There's a lot we don't know about planets outside the Solar System.

They are small, dim, and distant, which means that we don't have a lot of detailed information about what they're made of. This is especially true for rocky exoplanets, like Earth, Venus, and Mars, of which we can't currently see the surfaces.

There is, however, one way we can peer into the guts of rocky worlds – and it suggests that some of the minerals they're made of are nothing like the minerals in the Solar System. So alien are these minerals, in fact, that scientists had to invent new terms to classify them.

The method for doing this is analyzing the atmospheres of white dwarf stars, which can become 'polluted' with minerals from planets and asteroids that have fallen into the stars. The study of these destroyed exoplanets is called necroplanetology.

"Polluted white dwarfs reveal greater planetary variety in our solar neighborhood than currently appreciated, with consequently unique planetary accretion and differentiation paths that have no direct counterparts in our Solar System," the researchers write in their paper.

"These require new rock classification schemes."

White dwarfs are what happens to a star like the Sun when it reaches the end of its main-sequence lifespan, causing its core to collapse into an ultra-dense object shining brightly with residual heat. Meanwhile, its outer skin expands across its solar system as a vast bubble of hot gases.

Astonishingly, exoplanets can survive this process – but their orbits can change, becoming unstable, resulting in tidal disruption (that's when the gravitational field of the star pulls the exoplanet apart) and accretion (when the debris from the shredded exoplanet falls onto the star).

When this occurs, the elements in the exoplanets are incorporated into the star, changing the light the star emits. Planetary scientists can then analyze this light, looking for elements that wouldn't normally be found in a white dwarf's atmosphere, to work out what the rocky bodies were made of. This is the science of necroplanetology.

Geologist Keith Putirka of California State University and astronomer Siyi Xu of the National Science Foundation's NOIRLab ran such analyses on 23 white dwarfs, all within 650 light-years of the Sun. For each of these stars, previous observations showed the presence of elements such as calcium, silicon, magnesium, and iron.

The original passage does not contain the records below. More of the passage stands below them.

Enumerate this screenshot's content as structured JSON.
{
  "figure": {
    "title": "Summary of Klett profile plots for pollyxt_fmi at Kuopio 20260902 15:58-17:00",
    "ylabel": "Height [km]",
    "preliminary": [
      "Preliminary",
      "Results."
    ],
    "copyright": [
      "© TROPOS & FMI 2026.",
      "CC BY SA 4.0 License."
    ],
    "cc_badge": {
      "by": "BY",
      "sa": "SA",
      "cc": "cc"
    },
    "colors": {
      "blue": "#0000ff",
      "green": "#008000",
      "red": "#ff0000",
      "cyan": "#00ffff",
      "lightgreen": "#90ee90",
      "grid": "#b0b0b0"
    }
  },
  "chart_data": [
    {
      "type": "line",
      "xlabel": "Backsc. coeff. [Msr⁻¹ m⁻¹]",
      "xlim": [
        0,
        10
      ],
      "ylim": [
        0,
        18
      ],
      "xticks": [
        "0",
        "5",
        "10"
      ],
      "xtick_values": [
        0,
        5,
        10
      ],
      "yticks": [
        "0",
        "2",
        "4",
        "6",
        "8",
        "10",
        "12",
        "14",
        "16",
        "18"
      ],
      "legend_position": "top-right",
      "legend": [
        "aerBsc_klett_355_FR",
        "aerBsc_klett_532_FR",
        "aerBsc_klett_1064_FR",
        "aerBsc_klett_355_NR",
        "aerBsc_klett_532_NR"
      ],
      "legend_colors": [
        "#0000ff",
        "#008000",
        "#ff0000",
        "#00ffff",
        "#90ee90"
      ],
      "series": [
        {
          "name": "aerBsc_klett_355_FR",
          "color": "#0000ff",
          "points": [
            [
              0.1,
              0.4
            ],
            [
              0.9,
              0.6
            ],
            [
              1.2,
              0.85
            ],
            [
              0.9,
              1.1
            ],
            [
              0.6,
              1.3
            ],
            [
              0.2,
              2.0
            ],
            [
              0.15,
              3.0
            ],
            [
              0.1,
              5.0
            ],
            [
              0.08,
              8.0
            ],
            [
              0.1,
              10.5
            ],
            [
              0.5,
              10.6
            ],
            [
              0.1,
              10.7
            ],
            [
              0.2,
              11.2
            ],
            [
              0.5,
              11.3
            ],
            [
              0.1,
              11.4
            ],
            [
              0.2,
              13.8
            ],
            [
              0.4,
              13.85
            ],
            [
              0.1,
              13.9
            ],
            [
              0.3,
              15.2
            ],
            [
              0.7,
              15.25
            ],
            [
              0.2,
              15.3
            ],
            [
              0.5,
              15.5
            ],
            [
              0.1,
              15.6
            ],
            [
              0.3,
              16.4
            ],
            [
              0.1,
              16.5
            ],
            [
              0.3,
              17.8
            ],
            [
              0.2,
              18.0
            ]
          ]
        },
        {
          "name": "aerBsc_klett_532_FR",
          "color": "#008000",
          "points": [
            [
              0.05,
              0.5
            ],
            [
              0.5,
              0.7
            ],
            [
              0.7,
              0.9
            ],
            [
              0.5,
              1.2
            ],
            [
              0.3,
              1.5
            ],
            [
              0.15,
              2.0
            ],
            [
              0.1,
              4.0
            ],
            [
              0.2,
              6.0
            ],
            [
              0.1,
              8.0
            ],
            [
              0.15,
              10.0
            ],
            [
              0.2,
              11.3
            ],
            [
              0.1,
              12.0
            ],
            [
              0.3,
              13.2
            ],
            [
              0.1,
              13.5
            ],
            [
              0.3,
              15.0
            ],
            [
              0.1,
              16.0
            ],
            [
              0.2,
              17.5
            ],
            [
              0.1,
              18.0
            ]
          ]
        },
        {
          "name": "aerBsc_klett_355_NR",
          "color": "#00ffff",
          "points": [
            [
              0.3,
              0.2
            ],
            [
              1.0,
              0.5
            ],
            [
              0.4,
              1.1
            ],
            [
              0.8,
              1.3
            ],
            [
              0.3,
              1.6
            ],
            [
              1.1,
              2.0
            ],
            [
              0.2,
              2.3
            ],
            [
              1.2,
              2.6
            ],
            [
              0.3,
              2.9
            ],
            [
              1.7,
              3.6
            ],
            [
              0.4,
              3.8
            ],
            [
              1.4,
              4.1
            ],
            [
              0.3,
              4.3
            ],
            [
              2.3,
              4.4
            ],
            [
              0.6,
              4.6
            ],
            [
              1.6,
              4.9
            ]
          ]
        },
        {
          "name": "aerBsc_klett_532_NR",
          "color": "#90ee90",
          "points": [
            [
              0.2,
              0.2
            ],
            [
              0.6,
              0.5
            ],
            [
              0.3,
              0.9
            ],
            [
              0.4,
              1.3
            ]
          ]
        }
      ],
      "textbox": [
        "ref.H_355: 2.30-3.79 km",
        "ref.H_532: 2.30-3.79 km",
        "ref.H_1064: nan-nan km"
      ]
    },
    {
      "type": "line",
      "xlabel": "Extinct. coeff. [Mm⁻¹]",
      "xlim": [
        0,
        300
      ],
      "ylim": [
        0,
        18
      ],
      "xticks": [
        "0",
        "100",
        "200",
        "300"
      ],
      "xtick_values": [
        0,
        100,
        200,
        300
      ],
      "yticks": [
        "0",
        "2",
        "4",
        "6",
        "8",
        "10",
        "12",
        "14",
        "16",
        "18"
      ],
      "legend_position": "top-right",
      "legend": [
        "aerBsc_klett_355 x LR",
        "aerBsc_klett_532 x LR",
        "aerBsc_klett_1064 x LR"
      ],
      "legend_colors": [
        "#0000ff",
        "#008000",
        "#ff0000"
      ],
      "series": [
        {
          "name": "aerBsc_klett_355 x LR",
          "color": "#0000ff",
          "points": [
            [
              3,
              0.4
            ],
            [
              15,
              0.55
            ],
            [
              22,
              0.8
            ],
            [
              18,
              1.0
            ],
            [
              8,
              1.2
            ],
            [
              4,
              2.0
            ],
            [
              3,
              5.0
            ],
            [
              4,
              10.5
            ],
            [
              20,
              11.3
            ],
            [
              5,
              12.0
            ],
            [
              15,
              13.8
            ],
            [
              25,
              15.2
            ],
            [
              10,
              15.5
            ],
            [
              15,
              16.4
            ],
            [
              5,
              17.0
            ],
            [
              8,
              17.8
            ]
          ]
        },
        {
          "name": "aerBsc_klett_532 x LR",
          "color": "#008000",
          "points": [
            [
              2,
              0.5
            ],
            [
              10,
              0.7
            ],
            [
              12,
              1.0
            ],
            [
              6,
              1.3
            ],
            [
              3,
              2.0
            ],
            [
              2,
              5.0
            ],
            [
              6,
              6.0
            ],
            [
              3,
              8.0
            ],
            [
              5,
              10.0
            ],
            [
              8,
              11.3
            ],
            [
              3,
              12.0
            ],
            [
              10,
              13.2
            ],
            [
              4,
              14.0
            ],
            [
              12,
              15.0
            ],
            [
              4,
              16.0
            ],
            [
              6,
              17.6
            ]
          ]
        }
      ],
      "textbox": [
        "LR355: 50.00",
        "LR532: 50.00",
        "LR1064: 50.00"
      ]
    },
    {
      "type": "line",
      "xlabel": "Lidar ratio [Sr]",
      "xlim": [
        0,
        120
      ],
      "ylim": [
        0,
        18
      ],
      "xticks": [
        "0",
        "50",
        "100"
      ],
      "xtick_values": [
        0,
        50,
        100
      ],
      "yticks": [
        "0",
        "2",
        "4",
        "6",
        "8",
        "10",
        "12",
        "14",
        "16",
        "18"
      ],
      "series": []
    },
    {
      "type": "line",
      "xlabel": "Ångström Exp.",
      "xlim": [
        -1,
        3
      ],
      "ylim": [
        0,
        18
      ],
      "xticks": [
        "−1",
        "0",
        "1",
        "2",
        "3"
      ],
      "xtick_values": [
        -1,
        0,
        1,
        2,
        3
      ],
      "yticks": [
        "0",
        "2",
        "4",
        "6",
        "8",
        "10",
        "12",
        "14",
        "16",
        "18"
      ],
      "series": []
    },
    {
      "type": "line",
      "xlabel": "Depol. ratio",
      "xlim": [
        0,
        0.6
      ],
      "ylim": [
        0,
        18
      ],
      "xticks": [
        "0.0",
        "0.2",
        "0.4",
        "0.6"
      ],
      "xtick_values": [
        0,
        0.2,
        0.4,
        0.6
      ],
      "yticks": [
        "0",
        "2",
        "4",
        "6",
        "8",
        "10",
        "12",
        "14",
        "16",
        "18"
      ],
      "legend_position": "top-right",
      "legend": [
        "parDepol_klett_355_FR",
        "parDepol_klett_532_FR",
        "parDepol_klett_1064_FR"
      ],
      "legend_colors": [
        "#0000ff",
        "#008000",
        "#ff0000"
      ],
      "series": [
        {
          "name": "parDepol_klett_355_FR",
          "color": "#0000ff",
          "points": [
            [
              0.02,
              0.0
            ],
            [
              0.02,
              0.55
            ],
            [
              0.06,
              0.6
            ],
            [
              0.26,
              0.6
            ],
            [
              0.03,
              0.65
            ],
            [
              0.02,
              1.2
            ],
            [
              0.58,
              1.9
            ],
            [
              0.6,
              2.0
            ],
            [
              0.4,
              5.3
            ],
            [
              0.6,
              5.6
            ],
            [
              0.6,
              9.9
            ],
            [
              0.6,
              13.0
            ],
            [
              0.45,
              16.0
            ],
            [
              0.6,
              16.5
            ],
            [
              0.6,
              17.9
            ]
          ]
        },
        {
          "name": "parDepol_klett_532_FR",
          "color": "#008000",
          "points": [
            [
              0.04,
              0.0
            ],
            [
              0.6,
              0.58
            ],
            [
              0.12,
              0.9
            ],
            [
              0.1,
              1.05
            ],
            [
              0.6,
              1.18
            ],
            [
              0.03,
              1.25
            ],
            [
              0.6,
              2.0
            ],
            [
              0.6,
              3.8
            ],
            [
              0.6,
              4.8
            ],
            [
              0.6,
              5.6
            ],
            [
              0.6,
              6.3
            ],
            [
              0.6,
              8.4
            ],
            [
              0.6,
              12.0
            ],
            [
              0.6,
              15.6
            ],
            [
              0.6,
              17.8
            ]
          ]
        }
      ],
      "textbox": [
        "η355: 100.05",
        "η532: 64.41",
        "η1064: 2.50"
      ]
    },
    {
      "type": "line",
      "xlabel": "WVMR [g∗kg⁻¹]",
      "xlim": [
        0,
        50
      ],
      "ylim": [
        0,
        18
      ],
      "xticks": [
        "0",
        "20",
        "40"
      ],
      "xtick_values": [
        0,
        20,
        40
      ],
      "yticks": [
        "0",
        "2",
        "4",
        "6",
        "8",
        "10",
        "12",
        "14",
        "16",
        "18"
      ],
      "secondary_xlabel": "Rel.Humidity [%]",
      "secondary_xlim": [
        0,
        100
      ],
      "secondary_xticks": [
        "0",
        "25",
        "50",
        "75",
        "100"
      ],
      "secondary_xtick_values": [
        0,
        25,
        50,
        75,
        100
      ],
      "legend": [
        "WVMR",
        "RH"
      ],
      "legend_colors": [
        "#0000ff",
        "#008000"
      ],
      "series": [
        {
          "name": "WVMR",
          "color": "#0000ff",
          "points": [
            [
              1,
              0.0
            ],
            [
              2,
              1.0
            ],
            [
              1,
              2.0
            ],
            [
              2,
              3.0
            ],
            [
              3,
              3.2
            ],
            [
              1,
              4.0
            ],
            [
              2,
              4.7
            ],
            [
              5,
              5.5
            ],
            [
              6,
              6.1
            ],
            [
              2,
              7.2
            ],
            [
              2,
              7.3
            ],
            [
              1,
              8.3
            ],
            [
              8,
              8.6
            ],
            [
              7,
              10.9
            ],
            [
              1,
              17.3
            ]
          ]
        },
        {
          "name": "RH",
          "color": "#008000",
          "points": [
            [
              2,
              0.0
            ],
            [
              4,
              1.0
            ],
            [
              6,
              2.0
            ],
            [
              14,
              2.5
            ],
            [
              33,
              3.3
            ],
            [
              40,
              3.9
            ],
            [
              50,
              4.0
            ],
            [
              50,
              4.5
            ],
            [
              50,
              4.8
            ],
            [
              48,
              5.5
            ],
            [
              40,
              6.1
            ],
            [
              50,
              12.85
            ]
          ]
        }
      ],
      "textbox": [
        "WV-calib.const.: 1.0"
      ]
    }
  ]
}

Because white dwarfs are so dense, heavier elements like these shouldn't be present in the atmosphere, but drawn into the star's interior, where they would not be detectable. Their presence suggests relatively recent accretion of rocky material.

Purtika and Xu analyzed the abundances of these elements in the white dwarf atmospheres to try and reconstruct the mineral composition of the rocky parent bodies. What they found was surprising.

"While some exoplanets that once orbited polluted white dwarfs appear similar to Earth, most have rock types that are exotic to our Solar System," says Xu. "They have no direct counterparts in the Solar System."

The researchers devised a number of new terms to classify these rocks and their exotic compositions, including quartz pyroxenites, quartz orthopyroxenites, periclase dunites, periclase wehrlites, and periclase clinopyroxenites.

These rocks might be able to tell us a lot about the sorts of exoplanets they came from, and their evolution, the researchers say. And this information could have implications for assessing exoplanet habitability, too.

"Some of the rock types that we see from the white dwarf data would dissolve more water than rocks on Earth and might impact how oceans are developed," Purtika says.

"Some rock types might melt at much lower temperatures and produce thicker crust than Earth rocks, and some rock types might be weaker, which might facilitate the development of plate tectonics."

In addition, learning more about rocky exoplanet compositions via necroplanetology could help us answer some existential questions about our own place in the Universe. For example, we might find that some regions of the galaxy are more likely to form Earth-like planets than other regions.

"Exoplanet studies also force us to face still unresolved questions of why Earth is so utterly different from its immediate planetary neighbors, and whether such contrasts are typical or inevitable," the researchers explain.

The research has been published in Nature Communications.